Task brief — State how many lines of the listing below include the word "background". Give only the number.

Source data —
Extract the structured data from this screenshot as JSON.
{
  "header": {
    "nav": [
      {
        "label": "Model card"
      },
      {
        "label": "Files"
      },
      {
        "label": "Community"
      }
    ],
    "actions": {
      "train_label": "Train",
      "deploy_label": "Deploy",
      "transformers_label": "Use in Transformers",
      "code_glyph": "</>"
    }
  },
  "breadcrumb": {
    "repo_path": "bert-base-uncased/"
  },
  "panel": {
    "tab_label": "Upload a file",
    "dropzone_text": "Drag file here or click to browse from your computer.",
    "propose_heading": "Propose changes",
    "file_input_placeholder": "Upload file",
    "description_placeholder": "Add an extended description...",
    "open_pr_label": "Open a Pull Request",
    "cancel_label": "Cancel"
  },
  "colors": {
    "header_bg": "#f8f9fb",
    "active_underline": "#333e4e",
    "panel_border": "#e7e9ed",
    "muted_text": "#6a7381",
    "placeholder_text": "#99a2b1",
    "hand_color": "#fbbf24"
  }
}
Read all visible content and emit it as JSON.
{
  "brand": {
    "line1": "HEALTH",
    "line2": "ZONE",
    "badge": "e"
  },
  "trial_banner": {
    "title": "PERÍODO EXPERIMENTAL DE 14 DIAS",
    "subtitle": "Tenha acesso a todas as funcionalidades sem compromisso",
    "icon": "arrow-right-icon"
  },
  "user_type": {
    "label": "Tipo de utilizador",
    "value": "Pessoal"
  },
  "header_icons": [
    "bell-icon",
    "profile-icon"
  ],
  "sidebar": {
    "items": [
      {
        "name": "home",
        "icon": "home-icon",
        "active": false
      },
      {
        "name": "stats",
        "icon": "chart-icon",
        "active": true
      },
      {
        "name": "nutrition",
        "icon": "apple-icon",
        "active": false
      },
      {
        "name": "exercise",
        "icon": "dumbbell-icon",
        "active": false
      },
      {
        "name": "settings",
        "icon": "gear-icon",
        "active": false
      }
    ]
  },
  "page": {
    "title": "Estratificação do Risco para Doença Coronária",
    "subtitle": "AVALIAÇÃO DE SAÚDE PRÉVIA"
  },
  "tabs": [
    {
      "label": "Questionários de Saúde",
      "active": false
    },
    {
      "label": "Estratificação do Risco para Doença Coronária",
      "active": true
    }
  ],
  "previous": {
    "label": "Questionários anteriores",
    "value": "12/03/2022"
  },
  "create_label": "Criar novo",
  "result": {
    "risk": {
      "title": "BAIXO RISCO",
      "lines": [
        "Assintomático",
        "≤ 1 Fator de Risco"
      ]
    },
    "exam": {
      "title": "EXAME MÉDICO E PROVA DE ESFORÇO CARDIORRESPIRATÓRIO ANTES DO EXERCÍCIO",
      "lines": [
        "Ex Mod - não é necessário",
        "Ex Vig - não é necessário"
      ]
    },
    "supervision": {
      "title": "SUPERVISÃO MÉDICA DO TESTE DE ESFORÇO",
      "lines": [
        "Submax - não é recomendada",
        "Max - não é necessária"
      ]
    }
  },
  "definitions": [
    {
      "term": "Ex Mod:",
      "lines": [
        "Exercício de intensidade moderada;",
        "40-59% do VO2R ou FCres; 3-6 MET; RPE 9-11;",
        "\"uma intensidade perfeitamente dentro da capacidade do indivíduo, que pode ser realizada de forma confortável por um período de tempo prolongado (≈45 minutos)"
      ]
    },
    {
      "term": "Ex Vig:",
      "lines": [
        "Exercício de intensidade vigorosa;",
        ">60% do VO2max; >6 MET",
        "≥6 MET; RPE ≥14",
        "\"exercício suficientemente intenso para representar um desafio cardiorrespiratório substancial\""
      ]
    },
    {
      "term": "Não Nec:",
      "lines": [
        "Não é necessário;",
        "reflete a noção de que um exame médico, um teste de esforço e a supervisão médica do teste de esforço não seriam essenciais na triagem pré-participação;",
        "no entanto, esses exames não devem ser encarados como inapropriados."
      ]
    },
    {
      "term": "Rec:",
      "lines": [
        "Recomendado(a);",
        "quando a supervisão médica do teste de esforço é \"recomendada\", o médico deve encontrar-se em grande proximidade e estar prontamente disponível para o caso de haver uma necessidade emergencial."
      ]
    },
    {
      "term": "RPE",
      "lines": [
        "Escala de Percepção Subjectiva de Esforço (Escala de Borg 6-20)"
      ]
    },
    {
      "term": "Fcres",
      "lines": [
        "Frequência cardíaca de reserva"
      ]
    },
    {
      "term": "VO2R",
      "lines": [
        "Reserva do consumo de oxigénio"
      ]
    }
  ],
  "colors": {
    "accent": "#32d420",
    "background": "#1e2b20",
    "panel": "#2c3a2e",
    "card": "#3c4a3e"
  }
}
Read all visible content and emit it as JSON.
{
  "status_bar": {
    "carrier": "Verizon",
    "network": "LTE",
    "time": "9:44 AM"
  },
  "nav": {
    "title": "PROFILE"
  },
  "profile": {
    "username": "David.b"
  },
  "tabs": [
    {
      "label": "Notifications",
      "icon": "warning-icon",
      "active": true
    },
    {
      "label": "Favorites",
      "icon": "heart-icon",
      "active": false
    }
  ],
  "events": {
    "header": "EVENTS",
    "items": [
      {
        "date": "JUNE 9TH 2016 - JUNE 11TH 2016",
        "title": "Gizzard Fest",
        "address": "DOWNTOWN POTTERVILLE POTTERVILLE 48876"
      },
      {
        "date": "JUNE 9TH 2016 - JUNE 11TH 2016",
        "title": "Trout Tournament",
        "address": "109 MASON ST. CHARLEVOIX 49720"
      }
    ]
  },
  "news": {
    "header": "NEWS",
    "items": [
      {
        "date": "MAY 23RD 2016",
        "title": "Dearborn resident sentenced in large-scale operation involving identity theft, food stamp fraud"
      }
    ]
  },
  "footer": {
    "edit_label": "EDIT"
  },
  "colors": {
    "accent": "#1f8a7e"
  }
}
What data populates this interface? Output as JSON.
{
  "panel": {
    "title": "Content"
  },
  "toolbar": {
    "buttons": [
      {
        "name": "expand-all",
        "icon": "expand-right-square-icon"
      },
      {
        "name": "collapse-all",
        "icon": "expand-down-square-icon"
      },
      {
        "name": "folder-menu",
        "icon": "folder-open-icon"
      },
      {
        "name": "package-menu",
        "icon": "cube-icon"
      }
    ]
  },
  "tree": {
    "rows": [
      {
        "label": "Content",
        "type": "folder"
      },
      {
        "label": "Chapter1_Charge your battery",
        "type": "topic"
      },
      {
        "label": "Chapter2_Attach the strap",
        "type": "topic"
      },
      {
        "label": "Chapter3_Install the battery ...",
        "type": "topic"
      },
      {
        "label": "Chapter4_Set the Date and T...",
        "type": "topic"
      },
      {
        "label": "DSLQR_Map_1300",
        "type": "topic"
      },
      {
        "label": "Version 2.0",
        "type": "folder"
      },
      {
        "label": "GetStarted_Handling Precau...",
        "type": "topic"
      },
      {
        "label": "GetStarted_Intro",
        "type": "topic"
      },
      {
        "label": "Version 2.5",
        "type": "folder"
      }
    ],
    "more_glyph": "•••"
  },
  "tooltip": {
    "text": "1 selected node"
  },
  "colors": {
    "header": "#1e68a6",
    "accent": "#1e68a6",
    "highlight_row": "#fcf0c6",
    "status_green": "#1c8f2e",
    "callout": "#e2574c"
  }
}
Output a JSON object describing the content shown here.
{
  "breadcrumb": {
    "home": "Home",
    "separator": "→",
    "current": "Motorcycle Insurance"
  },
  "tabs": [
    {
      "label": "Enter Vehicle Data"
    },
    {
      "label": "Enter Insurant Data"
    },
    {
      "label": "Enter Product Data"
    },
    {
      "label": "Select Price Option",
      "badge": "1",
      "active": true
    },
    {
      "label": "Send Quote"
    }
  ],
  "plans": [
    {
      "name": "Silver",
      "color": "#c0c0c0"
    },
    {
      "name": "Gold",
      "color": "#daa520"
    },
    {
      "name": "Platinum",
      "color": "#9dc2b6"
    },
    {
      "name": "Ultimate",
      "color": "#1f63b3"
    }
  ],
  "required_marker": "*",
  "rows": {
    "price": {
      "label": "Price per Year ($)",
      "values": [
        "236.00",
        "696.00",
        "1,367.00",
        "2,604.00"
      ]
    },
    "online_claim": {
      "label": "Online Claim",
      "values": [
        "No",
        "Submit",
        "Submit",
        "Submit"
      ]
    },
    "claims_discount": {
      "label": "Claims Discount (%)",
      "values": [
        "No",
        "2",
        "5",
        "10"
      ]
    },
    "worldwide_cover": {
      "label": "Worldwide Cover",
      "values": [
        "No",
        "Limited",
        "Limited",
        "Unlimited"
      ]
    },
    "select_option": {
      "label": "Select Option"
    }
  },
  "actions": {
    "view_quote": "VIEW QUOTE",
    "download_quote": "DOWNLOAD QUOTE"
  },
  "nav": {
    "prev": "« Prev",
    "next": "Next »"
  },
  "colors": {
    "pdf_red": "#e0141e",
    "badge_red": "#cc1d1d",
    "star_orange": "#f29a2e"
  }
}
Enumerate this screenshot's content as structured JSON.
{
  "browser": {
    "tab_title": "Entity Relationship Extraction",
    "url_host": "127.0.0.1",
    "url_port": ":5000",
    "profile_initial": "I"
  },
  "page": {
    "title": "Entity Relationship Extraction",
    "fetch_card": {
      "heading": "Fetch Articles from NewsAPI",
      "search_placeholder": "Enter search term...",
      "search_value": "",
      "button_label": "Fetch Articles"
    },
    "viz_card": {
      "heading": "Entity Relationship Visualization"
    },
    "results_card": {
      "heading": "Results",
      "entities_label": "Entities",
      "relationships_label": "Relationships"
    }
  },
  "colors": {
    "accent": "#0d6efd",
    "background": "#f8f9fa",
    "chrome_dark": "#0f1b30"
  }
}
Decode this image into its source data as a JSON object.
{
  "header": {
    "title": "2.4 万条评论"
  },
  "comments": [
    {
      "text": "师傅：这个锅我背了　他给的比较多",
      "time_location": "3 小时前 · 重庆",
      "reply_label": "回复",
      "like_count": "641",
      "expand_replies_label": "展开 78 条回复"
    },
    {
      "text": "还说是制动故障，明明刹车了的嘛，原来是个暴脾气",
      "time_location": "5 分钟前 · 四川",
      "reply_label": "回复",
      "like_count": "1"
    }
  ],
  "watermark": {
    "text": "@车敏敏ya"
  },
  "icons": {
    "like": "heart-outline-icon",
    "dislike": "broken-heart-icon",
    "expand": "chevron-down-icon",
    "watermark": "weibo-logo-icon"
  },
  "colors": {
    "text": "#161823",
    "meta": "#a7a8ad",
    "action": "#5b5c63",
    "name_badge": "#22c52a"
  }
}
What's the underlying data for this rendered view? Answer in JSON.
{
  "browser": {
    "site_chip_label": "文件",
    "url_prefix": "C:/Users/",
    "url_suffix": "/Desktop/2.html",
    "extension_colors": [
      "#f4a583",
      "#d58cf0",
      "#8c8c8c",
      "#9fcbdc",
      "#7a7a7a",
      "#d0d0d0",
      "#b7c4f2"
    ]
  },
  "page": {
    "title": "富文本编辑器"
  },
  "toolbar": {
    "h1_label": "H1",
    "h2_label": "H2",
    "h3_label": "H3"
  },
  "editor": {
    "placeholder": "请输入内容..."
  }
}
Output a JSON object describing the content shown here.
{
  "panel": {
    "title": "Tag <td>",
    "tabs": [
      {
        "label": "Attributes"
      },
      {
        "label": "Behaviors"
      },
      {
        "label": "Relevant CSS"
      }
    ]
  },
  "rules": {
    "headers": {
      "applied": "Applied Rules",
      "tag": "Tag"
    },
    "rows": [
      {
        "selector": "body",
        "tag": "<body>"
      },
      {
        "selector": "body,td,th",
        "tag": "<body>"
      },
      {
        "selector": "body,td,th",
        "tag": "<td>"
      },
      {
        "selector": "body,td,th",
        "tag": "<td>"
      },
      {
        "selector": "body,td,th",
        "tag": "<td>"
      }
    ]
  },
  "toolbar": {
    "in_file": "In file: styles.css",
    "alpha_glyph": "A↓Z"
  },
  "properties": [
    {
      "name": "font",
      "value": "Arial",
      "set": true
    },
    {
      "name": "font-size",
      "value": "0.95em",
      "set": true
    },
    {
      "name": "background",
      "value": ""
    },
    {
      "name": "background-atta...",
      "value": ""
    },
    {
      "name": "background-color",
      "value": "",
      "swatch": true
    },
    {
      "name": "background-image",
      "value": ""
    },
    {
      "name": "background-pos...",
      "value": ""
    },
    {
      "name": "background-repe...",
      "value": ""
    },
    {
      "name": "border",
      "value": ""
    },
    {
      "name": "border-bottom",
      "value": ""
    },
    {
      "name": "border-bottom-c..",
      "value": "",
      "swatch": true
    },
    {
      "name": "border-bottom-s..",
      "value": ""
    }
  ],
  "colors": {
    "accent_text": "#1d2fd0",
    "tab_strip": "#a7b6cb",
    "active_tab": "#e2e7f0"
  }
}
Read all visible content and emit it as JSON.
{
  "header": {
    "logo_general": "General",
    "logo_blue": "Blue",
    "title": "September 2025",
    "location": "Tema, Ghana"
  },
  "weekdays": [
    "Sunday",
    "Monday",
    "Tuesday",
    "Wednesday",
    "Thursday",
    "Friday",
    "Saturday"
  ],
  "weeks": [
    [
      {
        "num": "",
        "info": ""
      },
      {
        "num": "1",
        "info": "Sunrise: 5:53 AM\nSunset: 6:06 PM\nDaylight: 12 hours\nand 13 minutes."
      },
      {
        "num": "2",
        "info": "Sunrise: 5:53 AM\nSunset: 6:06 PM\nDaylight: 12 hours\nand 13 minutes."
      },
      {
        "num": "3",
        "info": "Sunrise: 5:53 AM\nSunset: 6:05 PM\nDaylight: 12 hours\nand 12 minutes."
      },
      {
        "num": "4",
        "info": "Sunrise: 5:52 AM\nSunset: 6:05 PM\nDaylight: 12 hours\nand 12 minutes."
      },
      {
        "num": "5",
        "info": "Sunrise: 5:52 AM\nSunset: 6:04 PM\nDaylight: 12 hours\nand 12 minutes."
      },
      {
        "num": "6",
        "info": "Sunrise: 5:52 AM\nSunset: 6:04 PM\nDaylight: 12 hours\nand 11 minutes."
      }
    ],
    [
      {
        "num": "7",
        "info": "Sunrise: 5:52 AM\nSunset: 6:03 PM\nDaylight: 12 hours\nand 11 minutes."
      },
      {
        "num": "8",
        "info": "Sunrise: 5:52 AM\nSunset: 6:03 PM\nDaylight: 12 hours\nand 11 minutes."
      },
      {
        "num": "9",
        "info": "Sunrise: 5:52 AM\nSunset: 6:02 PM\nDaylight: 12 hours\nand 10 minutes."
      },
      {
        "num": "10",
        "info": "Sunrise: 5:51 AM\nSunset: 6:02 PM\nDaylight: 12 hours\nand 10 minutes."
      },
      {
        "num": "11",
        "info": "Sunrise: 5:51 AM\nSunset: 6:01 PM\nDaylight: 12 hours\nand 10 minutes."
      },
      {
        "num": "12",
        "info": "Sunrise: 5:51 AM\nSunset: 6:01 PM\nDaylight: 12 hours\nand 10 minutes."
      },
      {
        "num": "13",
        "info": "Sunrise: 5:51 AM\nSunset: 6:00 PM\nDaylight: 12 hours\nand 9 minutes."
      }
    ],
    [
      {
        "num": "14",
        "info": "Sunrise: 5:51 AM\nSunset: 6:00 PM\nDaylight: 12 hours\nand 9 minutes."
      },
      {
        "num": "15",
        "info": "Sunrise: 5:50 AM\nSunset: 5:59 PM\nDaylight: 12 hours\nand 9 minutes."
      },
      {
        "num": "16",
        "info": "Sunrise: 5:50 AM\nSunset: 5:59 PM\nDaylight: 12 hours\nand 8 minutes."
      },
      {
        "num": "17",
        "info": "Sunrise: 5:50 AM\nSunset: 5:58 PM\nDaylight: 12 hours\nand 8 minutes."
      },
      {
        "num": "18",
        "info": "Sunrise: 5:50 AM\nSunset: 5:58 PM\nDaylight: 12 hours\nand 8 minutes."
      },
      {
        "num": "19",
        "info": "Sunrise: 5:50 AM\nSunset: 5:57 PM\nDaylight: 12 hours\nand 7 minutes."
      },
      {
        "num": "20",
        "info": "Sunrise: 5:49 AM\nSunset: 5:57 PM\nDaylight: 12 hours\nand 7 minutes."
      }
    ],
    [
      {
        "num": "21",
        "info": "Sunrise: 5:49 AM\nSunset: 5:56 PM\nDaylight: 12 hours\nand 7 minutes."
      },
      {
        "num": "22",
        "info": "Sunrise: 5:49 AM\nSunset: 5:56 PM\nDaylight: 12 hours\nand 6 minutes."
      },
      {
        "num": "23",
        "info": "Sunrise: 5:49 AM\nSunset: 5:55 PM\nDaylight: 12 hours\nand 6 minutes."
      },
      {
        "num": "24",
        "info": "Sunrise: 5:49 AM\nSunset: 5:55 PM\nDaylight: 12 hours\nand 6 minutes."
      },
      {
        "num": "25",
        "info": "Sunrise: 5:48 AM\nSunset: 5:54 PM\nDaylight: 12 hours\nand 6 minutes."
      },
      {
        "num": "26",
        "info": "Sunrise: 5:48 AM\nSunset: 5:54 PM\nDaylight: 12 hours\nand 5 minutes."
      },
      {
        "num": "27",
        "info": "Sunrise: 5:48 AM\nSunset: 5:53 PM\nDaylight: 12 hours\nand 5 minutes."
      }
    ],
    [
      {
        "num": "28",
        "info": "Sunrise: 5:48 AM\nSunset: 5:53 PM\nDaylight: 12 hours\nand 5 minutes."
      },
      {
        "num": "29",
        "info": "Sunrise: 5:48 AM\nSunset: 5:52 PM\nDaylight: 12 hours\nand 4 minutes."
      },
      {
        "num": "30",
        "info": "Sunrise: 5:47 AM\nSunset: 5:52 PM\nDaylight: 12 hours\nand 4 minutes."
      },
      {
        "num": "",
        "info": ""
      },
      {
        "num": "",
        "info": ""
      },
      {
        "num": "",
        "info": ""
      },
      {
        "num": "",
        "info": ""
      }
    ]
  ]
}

Solution for this exercise — 8